Editor’s Note: The “Addiction Lives” interview project, a print and online collaboration between the Society for the Study of Addiction and the journal Addiction, returns to Points. You can find out more about the latest episode and listen to a short audio clip here.
This series explores the views and personal experiences of people who have contributed to the evolution of ideas in the Addiction journal’s field of interest.
In this interview Professor Jacek Moskalewicz talks about his time working in alcohol and policy settings from the 1970s onward in Poland and internationally. He discusses the impact of Poland’s political history, in particular the role of Solidarity, on alcohol and drug use and policy. He also talks about his experiences working as a consultant for the World Health Organisation and in developing international collaborations over the past 50 years.
The series is edited by Professor Virginia Berridge and this interview was conducted by Professor Berridge and Professor Betsy Thom.

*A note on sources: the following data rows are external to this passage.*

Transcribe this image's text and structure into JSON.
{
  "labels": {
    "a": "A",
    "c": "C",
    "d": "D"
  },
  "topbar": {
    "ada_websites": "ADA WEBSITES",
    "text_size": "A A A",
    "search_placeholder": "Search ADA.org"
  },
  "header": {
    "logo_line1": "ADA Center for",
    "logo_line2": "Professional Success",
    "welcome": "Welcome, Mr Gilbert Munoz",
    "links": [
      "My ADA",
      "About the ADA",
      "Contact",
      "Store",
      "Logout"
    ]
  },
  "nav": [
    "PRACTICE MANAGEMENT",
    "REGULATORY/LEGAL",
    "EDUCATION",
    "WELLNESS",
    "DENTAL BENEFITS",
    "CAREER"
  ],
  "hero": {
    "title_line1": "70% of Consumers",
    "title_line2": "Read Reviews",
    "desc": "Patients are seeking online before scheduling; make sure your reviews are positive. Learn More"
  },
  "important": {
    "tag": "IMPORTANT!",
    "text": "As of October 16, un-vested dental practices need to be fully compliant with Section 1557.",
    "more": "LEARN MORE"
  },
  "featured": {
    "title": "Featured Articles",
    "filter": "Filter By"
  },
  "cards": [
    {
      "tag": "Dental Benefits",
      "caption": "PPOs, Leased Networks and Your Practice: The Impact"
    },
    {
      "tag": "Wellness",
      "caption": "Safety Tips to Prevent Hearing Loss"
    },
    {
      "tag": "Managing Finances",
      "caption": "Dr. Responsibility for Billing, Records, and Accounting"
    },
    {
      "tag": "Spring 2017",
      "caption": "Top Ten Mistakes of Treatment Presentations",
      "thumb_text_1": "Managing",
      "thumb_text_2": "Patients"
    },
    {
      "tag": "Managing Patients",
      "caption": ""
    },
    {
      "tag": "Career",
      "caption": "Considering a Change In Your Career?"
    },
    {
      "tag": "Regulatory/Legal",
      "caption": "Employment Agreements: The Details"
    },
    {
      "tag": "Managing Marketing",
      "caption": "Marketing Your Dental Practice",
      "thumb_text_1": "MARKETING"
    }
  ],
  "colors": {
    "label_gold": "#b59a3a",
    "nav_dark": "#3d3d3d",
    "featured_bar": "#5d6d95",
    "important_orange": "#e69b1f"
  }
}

For accessibility, text transcripts of the audio clips are provided below:
“One of my colleagues from the university told me there was a vacancy in the Institute of Psychiatry and Neurology that time known as the Psychneurological Institute, in the Department of Studies on Alcoholism and Drug Dependence. So I decided to go and have a kind of vacation from real sociological research, spend two years and I hoped to come back to real sociology. But the time passed and I was more and more involved in alcohol and drug studies”
“I found that alcohol research, even though less prestigious, was even more interesting and it was thanks to the involvement of my Institute in the International Study of Alcohol Control Experiences (ISACE) It was a study sponsored by the World Health Organisation Office for Europe and namely by Jens Hannibal who was then regional advisor… it was the beginning, it was the late 1970s”
“In the summer of 1980 the Solidarity movement appeared in Poland, and the alcohol issue became an important part of their legacy. They claimed that the Communist government pushed alcohol on the working class, to maximise profits and to make it easier to manipulate a drunken society. So demands to reduce alcohol availability, to change alcohol policy were on the banners of Solidarity from the very beginning of its existence”
“I was a member of the expert team of Solidarity, parallel to being a member of the expert team of the governmental commission. So it was not schizophrenic, we were able to harmonise different perspectives and I enjoyed to travel on both horses in a way. And at that time I also realised that in addition to curiosity, alcohol research and also sociology in general, may affect real lives and may save lives. During the Solidarity period and the year after when martial law was imposed, alcohol consumption declined by 25%.”
“Then rationing of alcohol was introduced and this was a major factor in the decline in consumption. But this rationing and short supply of alcohol was approved of by both the government, but also by society, which supported Solidarity. So Solidarity demanded rationing, then people accepted, not everyone, of course we had alcohol, but it was a real decline in consumption, as reflected by the decline in morbidity and mortality associated with alcohol use”
“The Epidemiology Section of International Council of Alcohol Addictions evolved … The people of my generation at that time who were relatively young, felt they had a different identity than the old people coming to ICAA conferences. As you know ICAA conferences were participated in by people in elegant jackets, clapping and applauding and having a good dinner, that took much more attention than real discussion.”
“It was decided that every second year our Epidemiology Section would have separate meetings from the main seminars of ICAA. The first such meeting took place in Finland hosted by Alko (Finnish Alcohol Monopoly), Klaus Mäkelä was the main person and we had a five day meeting, which was a really small beautiful meeting, attended by no more than 25/30 people and we had no parallel sessions… and it was really, really something. I remember it was June 82 when, international telephones lines were still cut off in Poland”